|After struggling so bad two weeks ago against South Carolina, Kentucky figures to be the perfect elixir for Aaron Murray and Georgia's passing game.|
Of the Wildcats top eight players in the secondary, five are true freshman. That includes a trio of starters, safeties Daron and Zach Blaylock, along with cornerback Cody Quinn.
All total, 14 true freshmen have seen extensive playing time for the Wildcats (1-6, 0-4) thus far.
"They have had a lot of injuries. No coach wants to make any excuses for anything, but there's no question that if you're playing a bunch of true freshman on your team and in the back end of your defense, that's tough," Georgia coach Mark Richt. "I think they're almost all true freshmen playing in the back end, so it's tough. Those guys all want to play SEC ball, but if you get too many of them playing at the same time, you're going to have some problems."
Bulldog wide receiver Marlon Brown certainly hopes so.
"I feel like from playing in this league for two or three years, we know what to expect," Brown said. "We've played in some big games, so we're not going to be rattled by most things."
The Wildcats are giving up an average of 232.3 yards per game. Georgia is averaging 257.5 yards through the air.
"We've just got to be ready to make plays based on their coverage and who's guarding who," Murray said. "We've just got to be ready no matter who we see and what we see."
Richt said his Bulldog offense can't approach it any other way.
"Some teams, especially young teams, play better at home than away, and we'll be at their home and they'll have a comfort zone there," Richt said. "We just have to get after it because we have our own problems. We have enough problems of our own."
But as far as feeling sorry for the Wildcats, Richt draws the line there.
"Well people have asked me those types of questions before, and especially last season when we went 0-2, so I think somebody addressed that question in regard to me and how we're doing at Georgia. My answer was that I don't expect anybody to feel sorry for me. I expect everybody to hook it up and play the very best that they can play," Richt said. "I expect everybody to watch film and get the best plan possible and try to exploit whatever can be exploited and play 60 minutes as hard and as fast as you can play against anybody you play. So I'm sure that's how all of the coaches feel in the league."
Jones no longer a sure thing
Two days after indicating that linebacker Jarvis Jones (sprained ankle) would be able to play in Saturday night's game against the Wildcats, Richt seemed to be singing a different tune Tuesday.
"We'll see. We're not counting him out yet. He had been running on a treadmill underwater and did extremely well," Richt said. "We figured when we put him on land, he'd hit the ground running literally, but he wasn't ready to practice."
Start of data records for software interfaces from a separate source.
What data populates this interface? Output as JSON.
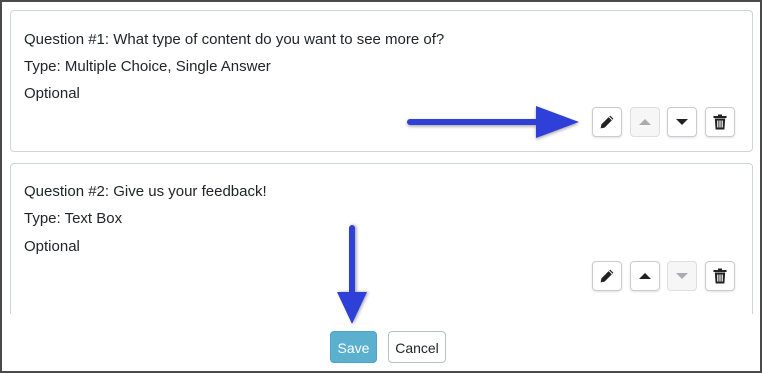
{
  "questions": [
    {
      "title": "Question #1: What type of content do you want to see more of?",
      "type": "Type: Multiple Choice, Single Answer",
      "required": "Optional",
      "actions": {
        "edit": "pencil-icon",
        "move_up": "caret-up-icon",
        "move_up_enabled": false,
        "move_down": "caret-down-icon",
        "move_down_enabled": true,
        "delete": "trash-icon"
      }
    },
    {
      "title": "Question #2: Give us your feedback!",
      "type": "Type: Text Box",
      "required": "Optional",
      "actions": {
        "edit": "pencil-icon",
        "move_up": "caret-up-icon",
        "move_up_enabled": true,
        "move_down": "caret-down-icon",
        "move_down_enabled": false,
        "delete": "trash-icon"
      }
    }
  ],
  "footer": {
    "save_label": "Save",
    "cancel_label": "Cancel"
  },
  "colors": {
    "annotation_arrow": "#2f3fd8",
    "save_button": "#5bb0cf",
    "card_border": "#cfd4d9",
    "frame_border": "#4a4a4a"
  }
}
Jones, who sprained his ankle in the fourth quarter against South Carolina, has not practiced with the Bulldogs since.
"If he's healthy enough to play, we want him to play. There's no thought of holding him out this game so that he's 100 percent next game," Richt said. "I don't know if anybody's 100 percent this time of the year when you're six games in. Just about everybody has something bothering them, but if he gets the okay to go, he'll play this weekend."
It's OK to root for Florida
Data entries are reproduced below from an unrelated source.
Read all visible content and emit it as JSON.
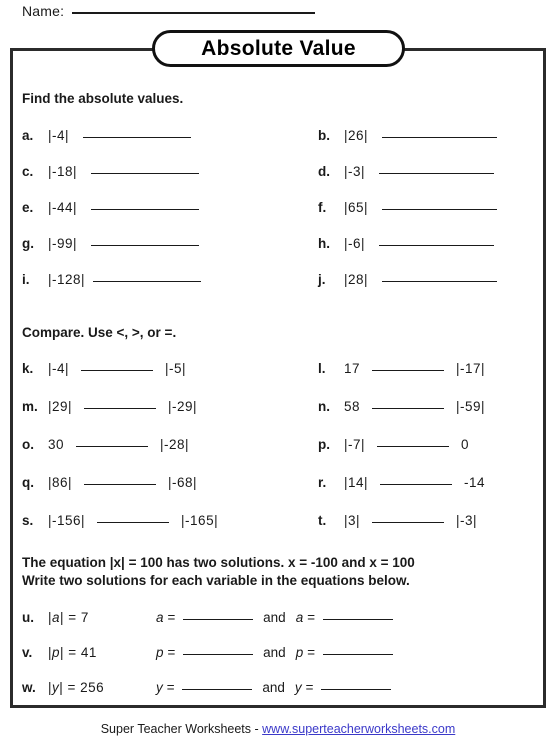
{
  "header": {
    "name_label": "Name:"
  },
  "title": "Absolute Value",
  "section1": {
    "heading": "Find the absolute values.",
    "left": [
      {
        "letter": "a.",
        "expr": "|-4|"
      },
      {
        "letter": "c.",
        "expr": "|-18|"
      },
      {
        "letter": "e.",
        "expr": "|-44|"
      },
      {
        "letter": "g.",
        "expr": "|-99|"
      },
      {
        "letter": "i.",
        "expr": "|-128|"
      }
    ],
    "right": [
      {
        "letter": "b.",
        "expr": "|26|"
      },
      {
        "letter": "d.",
        "expr": "|-3|"
      },
      {
        "letter": "f.",
        "expr": "|65|"
      },
      {
        "letter": "h.",
        "expr": "|-6|"
      },
      {
        "letter": "j.",
        "expr": "|28|"
      }
    ]
  },
  "section2": {
    "heading": "Compare.  Use <, >, or =.",
    "left": [
      {
        "letter": "k.",
        "expr": "|-4|",
        "rhs": "|-5|"
      },
      {
        "letter": "m.",
        "expr": "|29|",
        "rhs": "|-29|"
      },
      {
        "letter": "o.",
        "expr": "30",
        "rhs": "|-28|"
      },
      {
        "letter": "q.",
        "expr": "|86|",
        "rhs": "|-68|"
      },
      {
        "letter": "s.",
        "expr": "|-156|",
        "rhs": "|-165|"
      }
    ],
    "right": [
      {
        "letter": "l.",
        "expr": "17",
        "rhs": "|-17|"
      },
      {
        "letter": "n.",
        "expr": "58",
        "rhs": "|-59|"
      },
      {
        "letter": "p.",
        "expr": "|-7|",
        "rhs": "0"
      },
      {
        "letter": "r.",
        "expr": "|14|",
        "rhs": "-14"
      },
      {
        "letter": "t.",
        "expr": "|3|",
        "rhs": "|-3|"
      }
    ]
  },
  "section3": {
    "note_line1": "The equation |x| = 100 has two solutions.  x = -100  and  x = 100",
    "note_line2": "Write two solutions for each variable in the equations below.",
    "and_label": "and",
    "rows": [
      {
        "letter": "u.",
        "equation_var": "a",
        "equation": "| | = 7",
        "eq_prefix": "|",
        "eq_suffix": "| = 7",
        "solution_prefix": "a ="
      },
      {
        "letter": "v.",
        "equation_var": "p",
        "equation": "| | = 41",
        "eq_prefix": "|",
        "eq_suffix": "| = 41",
        "solution_prefix": "p ="
      },
      {
        "letter": "w.",
        "equation_var": "y",
        "equation": "| | = 256",
        "eq_prefix": "|",
        "eq_suffix": "| = 256",
        "solution_prefix": "y ="
      }
    ]
  },
  "footer": {
    "brand": "Super Teacher Worksheets  -  ",
    "site": "www.superteacherworksheets.com",
    "link_color": "#3b39c9"
  }
}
Murray joked that it's OK to root for arch-rival Florida in their game Saturday against South Carolina, considering the Bulldogs need a Gator victory over the Gamecocks to get back in the chase for the SEC East crown.
"Yeah, I think everyone gets a free pass to root for Florida this week," Murray said. "I'm not saying to get decked out in Florida gear, but it's OK to hope they come out with a victory."
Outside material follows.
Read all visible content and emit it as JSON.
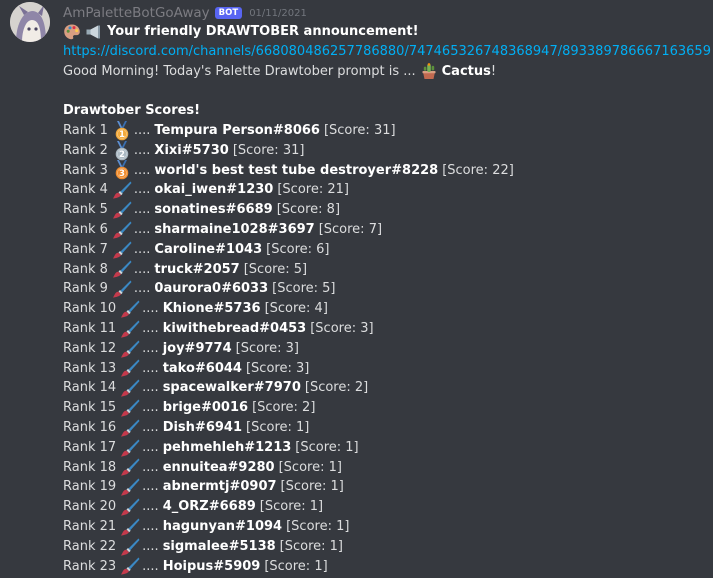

Should the Gators win, Georgia (5-1, 3-1) would actually control its own destiny as far as the SEC East crown is concerned. If South Carolina wins, however, the Bulldogs would need to win their remaining conference games and hope that the Gamecocks lose one of two to Tennessee or Arkansas, both of which will be played in Williams-Brice Stadium.
This and that
Richt said that Rhett McGowan will continue to serve as Georgia's main punt returner, although Malcolm Mitchell could also still get some looks.
Richt had plenty of praise for nose tackle John Jenkins, who is coming off an eight-tackle performance against South Carolina. ""Considering that he's only been here less than two years and he was a junior college kid that came in for the purpose of trying to make us more stout up front in this 3-4 scheme, I think he's done very well," Richt said. "He was very productive in the last ballgame, and he's been difficult to move out of there. He's put some pressure on the quarterback, and not so much with sacks, but with pushing lineman up in the face and he's been stout against the run. I think he's done very well, and he's been a great team guy. He's a pleasant guy that shows up every day with a good attitude, and he's fun to coach."
Speaking of Mitchell, Richt is not ruling out the sophomore getting some looks at cornerback. "Malcolm is playing more offense obviously, and getting more opportunities. He's still getting more reps defensively. Today the majority of his practice will be defense, although he will get some offensive snaps today," Richt said. "Certain things are being installed, and we want to keep him up to speed offensively in case we have some issues with injuries because we don't want to throw a brand new freshman in there."